■ DIRECTIONS
Nothing but the lines from the line with "Extract the structured" to the end of the records below should appear in the answer, each exactly as given.

■ PROVIDED RECORDS
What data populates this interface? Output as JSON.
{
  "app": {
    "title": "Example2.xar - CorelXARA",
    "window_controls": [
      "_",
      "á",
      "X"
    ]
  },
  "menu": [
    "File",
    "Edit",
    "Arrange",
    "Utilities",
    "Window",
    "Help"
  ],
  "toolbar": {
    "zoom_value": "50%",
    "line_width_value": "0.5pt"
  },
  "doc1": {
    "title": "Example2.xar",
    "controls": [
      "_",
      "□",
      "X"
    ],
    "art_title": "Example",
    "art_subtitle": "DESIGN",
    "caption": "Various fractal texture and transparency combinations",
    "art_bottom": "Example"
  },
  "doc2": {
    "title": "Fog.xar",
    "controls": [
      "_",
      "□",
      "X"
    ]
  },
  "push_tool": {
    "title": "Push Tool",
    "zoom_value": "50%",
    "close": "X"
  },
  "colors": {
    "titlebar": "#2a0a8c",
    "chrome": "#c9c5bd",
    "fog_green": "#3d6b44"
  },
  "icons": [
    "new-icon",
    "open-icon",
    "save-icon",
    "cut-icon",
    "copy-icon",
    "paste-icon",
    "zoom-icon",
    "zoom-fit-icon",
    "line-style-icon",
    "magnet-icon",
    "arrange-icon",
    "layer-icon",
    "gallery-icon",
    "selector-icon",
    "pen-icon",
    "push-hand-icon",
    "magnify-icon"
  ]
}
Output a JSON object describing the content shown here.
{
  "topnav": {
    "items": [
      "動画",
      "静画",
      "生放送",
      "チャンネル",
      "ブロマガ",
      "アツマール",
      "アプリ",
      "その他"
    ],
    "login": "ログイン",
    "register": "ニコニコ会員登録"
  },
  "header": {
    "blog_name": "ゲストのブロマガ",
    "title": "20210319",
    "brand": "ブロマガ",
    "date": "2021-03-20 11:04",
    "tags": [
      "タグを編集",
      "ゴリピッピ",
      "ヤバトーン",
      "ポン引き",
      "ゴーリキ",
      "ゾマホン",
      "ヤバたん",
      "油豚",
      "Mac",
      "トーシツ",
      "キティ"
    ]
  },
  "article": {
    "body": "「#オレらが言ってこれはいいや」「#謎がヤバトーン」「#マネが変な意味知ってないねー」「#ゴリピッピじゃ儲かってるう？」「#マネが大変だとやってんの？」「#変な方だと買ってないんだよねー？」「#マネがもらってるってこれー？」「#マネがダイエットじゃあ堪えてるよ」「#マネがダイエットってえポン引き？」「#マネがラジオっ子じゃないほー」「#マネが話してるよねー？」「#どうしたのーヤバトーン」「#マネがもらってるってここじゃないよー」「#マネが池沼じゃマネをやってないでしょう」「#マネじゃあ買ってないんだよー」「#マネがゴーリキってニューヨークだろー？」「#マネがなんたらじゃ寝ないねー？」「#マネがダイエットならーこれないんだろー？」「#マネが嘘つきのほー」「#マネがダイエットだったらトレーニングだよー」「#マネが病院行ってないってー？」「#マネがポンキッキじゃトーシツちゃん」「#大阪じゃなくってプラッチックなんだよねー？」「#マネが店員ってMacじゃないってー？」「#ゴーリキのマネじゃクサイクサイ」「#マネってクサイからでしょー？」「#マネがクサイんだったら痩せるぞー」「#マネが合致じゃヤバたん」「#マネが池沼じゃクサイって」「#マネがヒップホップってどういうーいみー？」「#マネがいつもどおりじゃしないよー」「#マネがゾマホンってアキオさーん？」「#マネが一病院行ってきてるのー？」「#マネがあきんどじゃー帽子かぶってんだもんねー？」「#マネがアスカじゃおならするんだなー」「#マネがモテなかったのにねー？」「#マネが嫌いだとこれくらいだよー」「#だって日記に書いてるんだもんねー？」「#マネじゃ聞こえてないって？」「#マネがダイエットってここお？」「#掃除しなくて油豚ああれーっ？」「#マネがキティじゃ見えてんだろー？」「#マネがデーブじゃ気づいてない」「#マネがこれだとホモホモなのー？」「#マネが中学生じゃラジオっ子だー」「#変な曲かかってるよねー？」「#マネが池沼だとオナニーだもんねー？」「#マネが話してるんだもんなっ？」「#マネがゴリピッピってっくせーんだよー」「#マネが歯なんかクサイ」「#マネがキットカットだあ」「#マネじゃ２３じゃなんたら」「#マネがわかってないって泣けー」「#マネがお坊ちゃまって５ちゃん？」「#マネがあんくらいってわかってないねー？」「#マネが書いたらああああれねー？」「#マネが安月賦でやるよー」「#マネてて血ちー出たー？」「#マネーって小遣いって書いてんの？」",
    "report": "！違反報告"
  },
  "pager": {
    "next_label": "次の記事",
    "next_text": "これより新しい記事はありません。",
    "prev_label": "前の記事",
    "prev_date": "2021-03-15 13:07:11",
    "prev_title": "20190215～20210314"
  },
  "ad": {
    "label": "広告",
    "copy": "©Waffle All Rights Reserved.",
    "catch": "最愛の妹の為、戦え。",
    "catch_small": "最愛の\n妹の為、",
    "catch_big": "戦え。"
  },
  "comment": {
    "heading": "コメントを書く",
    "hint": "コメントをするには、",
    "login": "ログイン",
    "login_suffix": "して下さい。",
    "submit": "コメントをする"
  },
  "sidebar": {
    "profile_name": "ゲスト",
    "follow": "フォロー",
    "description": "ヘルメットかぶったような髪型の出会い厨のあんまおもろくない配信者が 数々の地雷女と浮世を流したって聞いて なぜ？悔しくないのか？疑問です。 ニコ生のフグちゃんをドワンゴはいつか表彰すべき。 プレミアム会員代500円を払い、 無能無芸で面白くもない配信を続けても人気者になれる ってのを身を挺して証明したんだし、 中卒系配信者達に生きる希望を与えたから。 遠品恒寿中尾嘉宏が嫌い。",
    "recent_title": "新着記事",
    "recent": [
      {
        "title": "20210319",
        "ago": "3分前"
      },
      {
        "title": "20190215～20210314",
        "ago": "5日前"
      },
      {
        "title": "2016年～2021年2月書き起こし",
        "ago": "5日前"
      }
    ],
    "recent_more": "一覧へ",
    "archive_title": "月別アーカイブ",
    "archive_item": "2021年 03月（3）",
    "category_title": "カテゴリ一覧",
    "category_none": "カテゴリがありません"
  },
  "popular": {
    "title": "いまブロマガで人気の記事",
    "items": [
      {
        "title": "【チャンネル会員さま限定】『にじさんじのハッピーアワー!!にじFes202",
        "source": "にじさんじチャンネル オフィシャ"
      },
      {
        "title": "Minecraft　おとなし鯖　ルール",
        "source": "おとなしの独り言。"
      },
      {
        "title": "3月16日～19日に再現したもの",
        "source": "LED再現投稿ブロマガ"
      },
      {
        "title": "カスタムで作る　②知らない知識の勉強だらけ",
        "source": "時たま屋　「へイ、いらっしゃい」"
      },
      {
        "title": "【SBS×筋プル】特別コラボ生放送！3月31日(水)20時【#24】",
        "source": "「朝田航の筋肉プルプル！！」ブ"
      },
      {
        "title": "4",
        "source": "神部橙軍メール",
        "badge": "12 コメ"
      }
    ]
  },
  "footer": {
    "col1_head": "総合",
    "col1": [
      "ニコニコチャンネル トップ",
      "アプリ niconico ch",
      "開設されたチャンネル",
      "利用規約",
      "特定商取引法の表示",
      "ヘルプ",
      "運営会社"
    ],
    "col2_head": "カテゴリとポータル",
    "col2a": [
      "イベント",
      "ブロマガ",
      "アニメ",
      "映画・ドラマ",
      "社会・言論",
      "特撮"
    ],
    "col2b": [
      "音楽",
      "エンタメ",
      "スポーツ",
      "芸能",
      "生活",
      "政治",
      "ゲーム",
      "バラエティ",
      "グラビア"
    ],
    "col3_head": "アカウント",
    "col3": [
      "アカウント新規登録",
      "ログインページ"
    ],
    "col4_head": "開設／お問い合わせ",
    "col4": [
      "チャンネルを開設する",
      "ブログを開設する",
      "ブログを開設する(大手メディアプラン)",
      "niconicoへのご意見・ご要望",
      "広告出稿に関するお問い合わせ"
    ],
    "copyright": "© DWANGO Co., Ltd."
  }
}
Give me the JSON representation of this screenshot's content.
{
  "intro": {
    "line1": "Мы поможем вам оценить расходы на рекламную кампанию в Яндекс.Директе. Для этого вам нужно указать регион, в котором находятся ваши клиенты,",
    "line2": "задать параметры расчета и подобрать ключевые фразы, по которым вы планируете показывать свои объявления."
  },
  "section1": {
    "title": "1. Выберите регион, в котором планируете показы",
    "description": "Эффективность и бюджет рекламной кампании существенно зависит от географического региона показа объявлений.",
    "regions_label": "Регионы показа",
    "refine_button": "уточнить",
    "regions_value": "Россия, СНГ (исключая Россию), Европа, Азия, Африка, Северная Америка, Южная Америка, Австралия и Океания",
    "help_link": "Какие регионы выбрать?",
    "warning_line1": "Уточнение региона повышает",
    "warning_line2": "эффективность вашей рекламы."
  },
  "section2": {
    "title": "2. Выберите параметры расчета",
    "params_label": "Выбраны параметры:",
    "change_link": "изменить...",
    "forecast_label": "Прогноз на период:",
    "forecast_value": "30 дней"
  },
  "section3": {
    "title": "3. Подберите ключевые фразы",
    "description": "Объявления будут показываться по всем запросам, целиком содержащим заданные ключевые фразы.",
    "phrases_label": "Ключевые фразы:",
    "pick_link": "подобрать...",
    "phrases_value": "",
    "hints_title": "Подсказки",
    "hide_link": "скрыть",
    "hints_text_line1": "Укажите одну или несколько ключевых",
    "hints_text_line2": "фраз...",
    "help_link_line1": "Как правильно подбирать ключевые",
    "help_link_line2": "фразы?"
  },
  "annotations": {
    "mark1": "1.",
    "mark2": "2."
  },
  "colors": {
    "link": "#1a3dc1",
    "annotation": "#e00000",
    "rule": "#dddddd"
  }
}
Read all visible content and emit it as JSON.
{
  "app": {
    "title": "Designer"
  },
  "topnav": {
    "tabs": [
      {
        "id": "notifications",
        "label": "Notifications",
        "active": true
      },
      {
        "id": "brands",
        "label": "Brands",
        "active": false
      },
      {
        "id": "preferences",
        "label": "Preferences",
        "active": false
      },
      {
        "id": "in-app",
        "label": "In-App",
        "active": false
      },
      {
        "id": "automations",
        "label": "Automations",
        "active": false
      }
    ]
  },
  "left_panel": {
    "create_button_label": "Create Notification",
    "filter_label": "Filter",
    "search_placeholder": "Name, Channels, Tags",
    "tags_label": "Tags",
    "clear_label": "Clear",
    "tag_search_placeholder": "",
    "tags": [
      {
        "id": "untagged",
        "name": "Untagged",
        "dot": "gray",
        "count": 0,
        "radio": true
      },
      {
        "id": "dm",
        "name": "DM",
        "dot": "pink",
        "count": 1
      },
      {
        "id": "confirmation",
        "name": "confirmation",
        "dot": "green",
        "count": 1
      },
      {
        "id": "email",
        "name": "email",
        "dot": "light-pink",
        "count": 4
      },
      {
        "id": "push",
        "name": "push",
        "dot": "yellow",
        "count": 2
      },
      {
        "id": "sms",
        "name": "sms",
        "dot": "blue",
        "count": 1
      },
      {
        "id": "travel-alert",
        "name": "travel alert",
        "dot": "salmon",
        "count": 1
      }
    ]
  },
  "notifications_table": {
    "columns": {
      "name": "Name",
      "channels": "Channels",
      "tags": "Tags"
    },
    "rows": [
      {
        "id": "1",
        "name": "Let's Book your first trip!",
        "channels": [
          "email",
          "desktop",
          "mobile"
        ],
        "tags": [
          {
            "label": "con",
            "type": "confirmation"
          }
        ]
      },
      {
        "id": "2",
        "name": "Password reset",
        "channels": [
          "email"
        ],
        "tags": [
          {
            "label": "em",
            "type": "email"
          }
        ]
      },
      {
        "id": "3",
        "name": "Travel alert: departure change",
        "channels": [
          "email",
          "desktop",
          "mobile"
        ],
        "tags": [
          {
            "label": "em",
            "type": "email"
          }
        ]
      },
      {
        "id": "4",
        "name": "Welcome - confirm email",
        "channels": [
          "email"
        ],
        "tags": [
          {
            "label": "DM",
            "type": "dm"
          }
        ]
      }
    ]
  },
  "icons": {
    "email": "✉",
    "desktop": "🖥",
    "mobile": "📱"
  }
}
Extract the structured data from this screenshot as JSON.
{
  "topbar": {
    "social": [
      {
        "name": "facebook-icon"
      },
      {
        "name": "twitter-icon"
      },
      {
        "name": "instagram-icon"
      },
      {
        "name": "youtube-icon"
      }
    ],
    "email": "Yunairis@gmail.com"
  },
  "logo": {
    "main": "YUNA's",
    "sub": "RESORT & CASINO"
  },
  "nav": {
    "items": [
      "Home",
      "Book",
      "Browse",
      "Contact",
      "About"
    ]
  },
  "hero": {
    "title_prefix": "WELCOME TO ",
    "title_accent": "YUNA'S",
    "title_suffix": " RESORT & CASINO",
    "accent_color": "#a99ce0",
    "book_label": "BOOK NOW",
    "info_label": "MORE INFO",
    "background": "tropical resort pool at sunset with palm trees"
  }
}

■ EXERCISE OUTPUT
Extract the structured data from this screenshot as JSON.
{
  "topbar": {
    "social": [
      {
        "name": "facebook-icon"
      },
      {
        "name": "twitter-icon"
      },
      {
        "name": "instagram-icon"
      },
      {
        "name": "youtube-icon"
      }
    ],
    "email": "Yunairis@gmail.com"
  },
  "logo": {
    "main": "YUNA's",
    "sub": "RESORT & CASINO"
  },
  "nav": {
    "items": [
      "Home",
      "Book",
      "Browse",
      "Contact",
      "About"
    ]
  },
  "hero": {
    "title_prefix": "WELCOME TO ",
    "title_accent": "YUNA'S",
    "title_suffix": " RESORT & CASINO",
    "accent_color": "#a99ce0",
    "book_label": "BOOK NOW",
    "info_label": "MORE INFO",
    "background": "tropical resort pool at sunset with palm trees"
  }
}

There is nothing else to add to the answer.